*Exercise instructions*. Without omitting anything, copy every entry word for word.

*Data shown*.
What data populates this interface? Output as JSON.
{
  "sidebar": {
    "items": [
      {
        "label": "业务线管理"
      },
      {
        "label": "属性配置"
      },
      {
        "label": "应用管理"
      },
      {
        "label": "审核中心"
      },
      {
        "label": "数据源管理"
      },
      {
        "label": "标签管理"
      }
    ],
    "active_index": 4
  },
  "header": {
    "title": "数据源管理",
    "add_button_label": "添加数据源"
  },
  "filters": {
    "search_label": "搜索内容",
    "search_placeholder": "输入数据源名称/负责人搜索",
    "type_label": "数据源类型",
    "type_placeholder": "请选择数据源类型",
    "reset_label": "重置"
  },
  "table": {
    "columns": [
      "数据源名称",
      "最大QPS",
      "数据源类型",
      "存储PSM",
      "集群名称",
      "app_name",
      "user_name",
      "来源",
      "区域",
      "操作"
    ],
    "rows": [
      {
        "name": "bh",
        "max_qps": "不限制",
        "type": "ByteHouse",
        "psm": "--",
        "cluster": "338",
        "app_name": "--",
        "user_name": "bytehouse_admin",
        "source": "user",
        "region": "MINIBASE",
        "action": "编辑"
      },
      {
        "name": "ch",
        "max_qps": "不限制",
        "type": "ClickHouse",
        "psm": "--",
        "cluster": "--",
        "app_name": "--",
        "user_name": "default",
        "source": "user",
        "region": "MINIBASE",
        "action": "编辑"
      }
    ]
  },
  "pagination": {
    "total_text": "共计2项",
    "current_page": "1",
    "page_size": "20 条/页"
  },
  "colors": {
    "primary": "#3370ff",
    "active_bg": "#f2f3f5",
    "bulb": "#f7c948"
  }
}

*Reply*.
What data populates this interface? Output as JSON.
{
  "sidebar": {
    "items": [
      {
        "label": "业务线管理"
      },
      {
        "label": "属性配置"
      },
      {
        "label": "应用管理"
      },
      {
        "label": "审核中心"
      },
      {
        "label": "数据源管理"
      },
      {
        "label": "标签管理"
      }
    ],
    "active_index": 4
  },
  "header": {
    "title": "数据源管理",
    "add_button_label": "添加数据源"
  },
  "filters": {
    "search_label": "搜索内容",
    "search_placeholder": "输入数据源名称/负责人搜索",
    "type_label": "数据源类型",
    "type_placeholder": "请选择数据源类型",
    "reset_label": "重置"
  },
  "table": {
    "columns": [
      "数据源名称",
      "最大QPS",
      "数据源类型",
      "存储PSM",
      "集群名称",
      "app_name",
      "user_name",
      "来源",
      "区域",
      "操作"
    ],
    "rows": [
      {
        "name": "bh",
        "max_qps": "不限制",
        "type": "ByteHouse",
        "psm": "--",
        "cluster": "338",
        "app_name": "--",
        "user_name": "bytehouse_admin",
        "source": "user",
        "region": "MINIBASE",
        "action": "编辑"
      },
      {
        "name": "ch",
        "max_qps": "不限制",
        "type": "ClickHouse",
        "psm": "--",
        "cluster": "--",
        "app_name": "--",
        "user_name": "default",
        "source": "user",
        "region": "MINIBASE",
        "action": "编辑"
      }
    ]
  },
  "pagination": {
    "total_text": "共计2项",
    "current_page": "1",
    "page_size": "20 条/页"
  },
  "colors": {
    "primary": "#3370ff",
    "active_bg": "#f2f3f5",
    "bulb": "#f7c948"
  }
}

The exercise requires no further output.